TASK REQUIREMENTS
All records below must be reproduced exactly, although any pictures they contain are to be omitted.

PROVIDED DATA

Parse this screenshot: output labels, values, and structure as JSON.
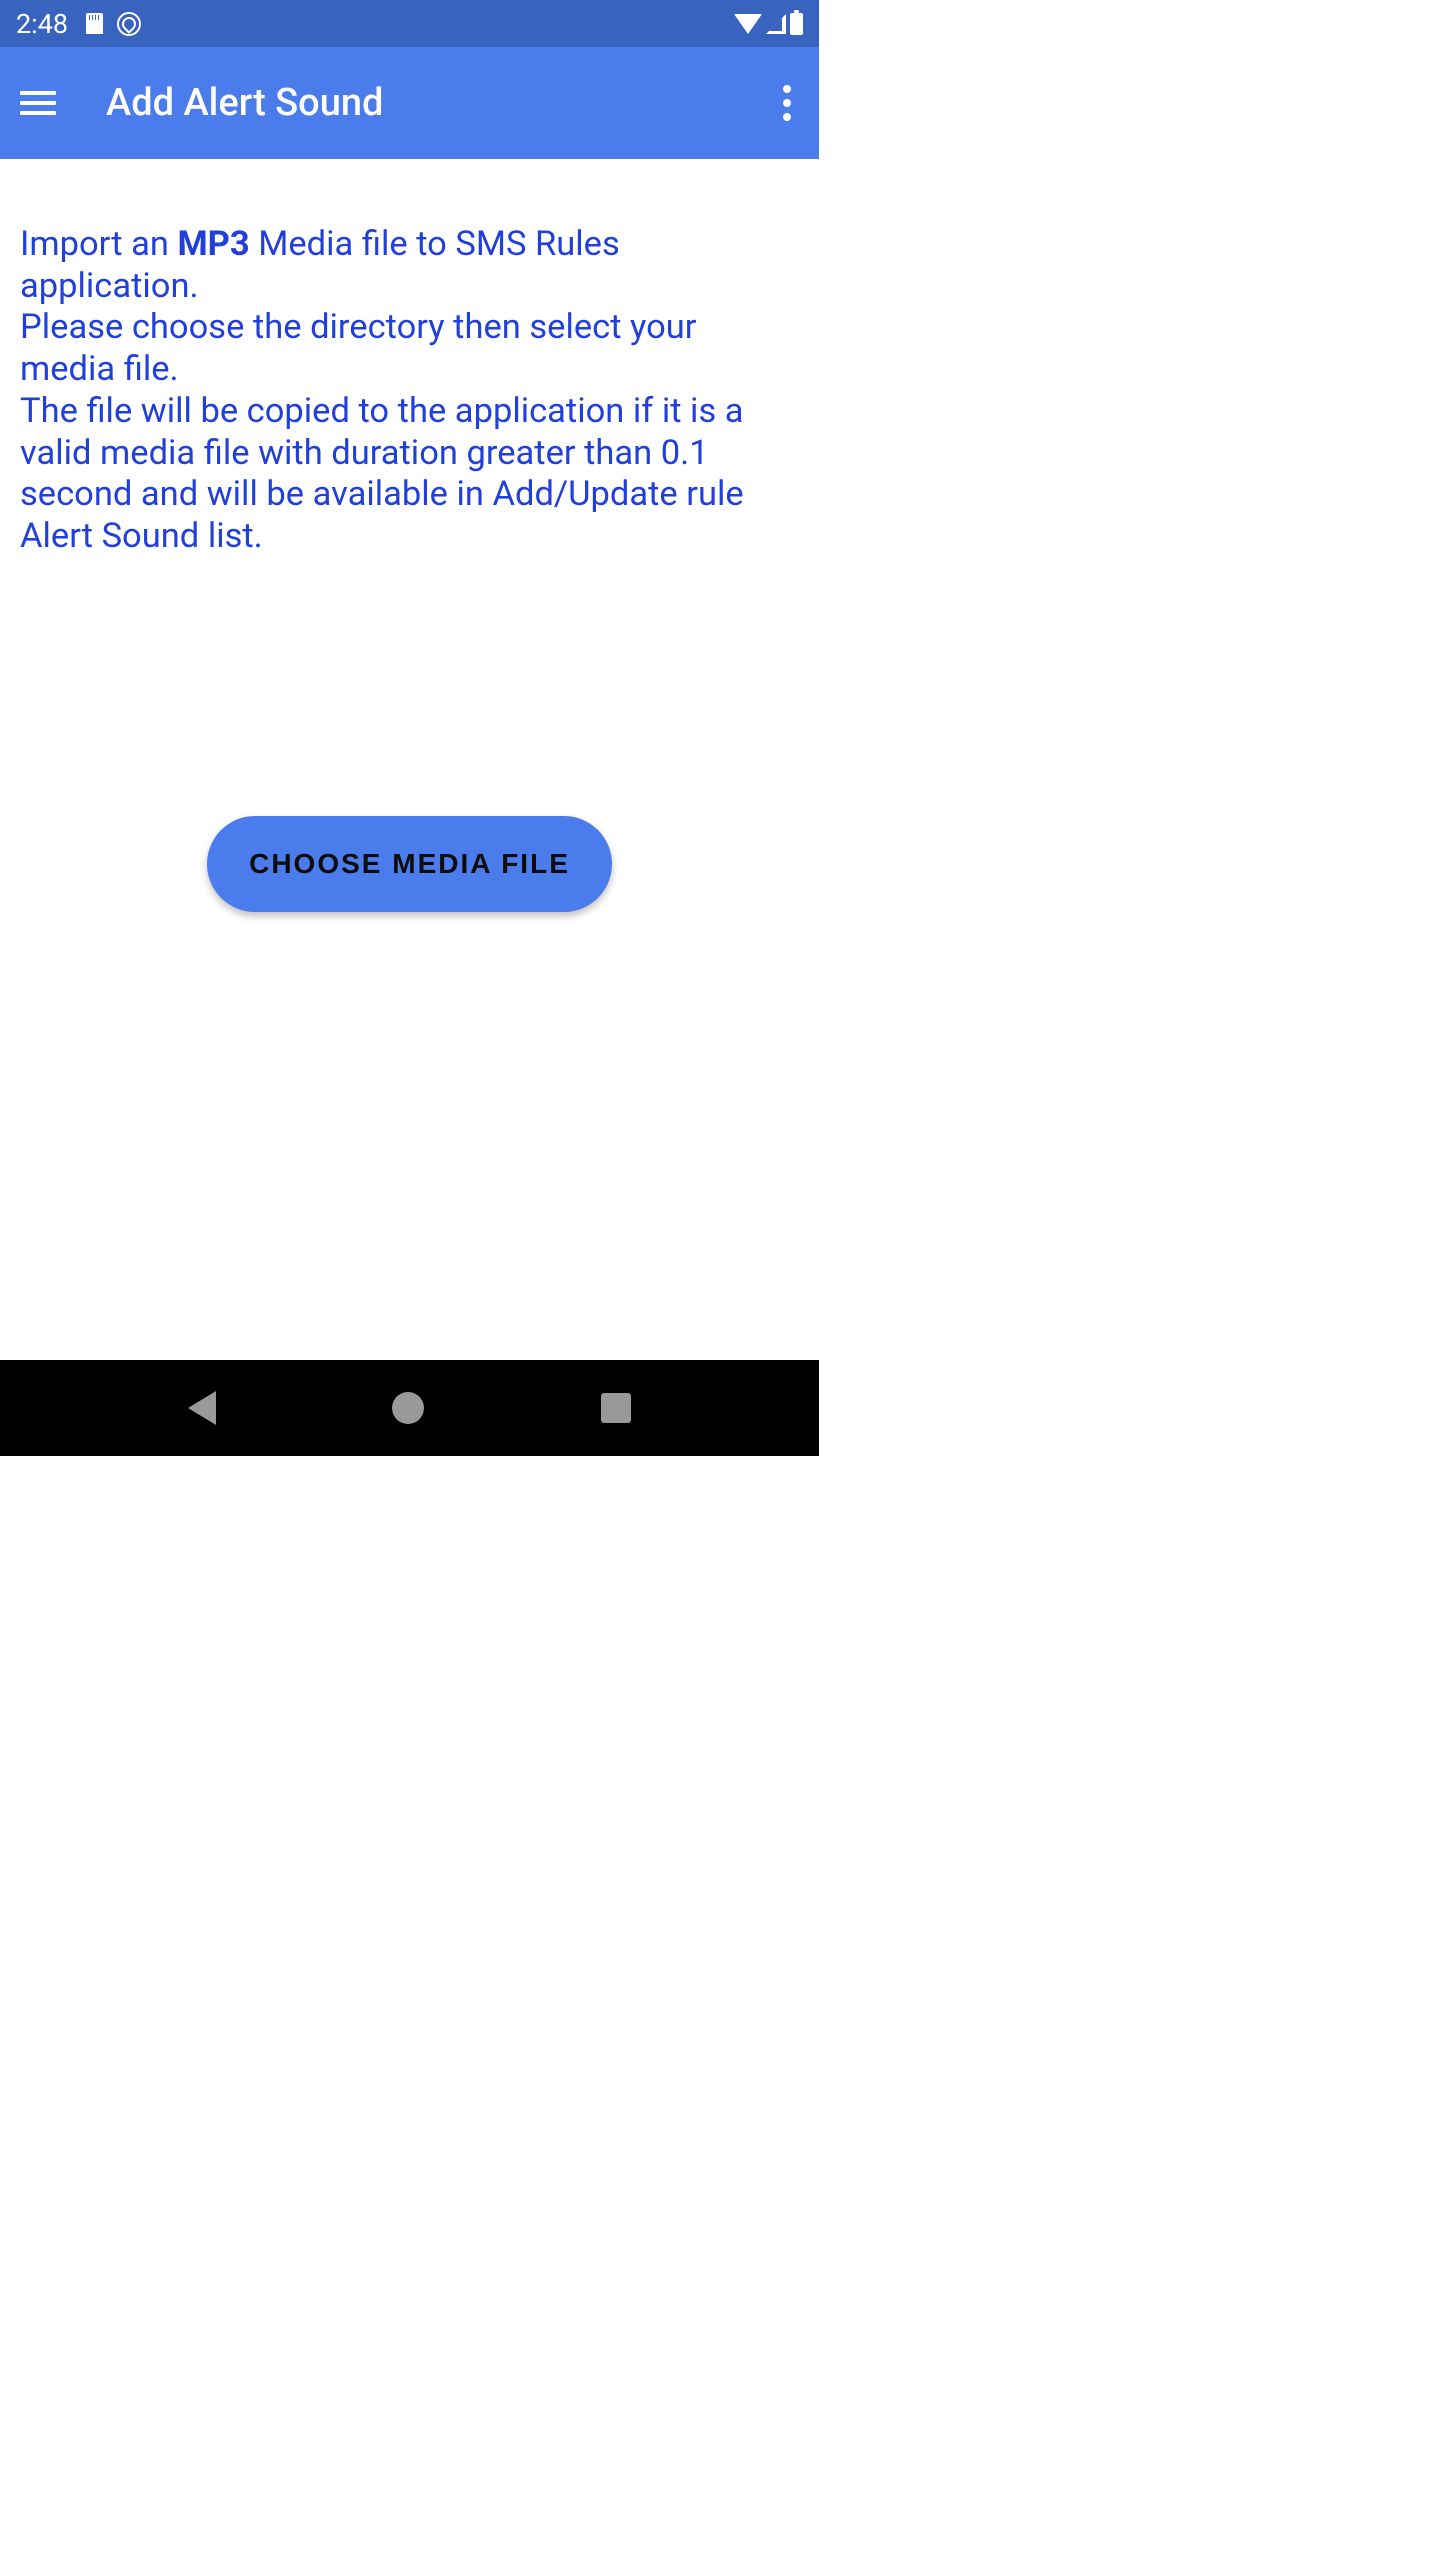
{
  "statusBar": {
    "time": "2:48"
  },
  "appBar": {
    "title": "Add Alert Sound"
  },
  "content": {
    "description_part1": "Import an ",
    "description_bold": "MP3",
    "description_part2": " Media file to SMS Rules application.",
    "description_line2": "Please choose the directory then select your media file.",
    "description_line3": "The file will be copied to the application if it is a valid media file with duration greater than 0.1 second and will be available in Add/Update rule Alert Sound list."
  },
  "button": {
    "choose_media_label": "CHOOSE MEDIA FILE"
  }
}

EXERCISE RESPONSE
Parse this screenshot: output labels, values, and structure as JSON.
{
  "statusBar": {
    "time": "2:48"
  },
  "appBar": {
    "title": "Add Alert Sound"
  },
  "content": {
    "description_part1": "Import an ",
    "description_bold": "MP3",
    "description_part2": " Media file to SMS Rules application.",
    "description_line2": "Please choose the directory then select your media file.",
    "description_line3": "The file will be copied to the application if it is a valid media file with duration greater than 0.1 second and will be available in Add/Update rule Alert Sound list."
  },
  "button": {
    "choose_media_label": "CHOOSE MEDIA FILE"
  }
}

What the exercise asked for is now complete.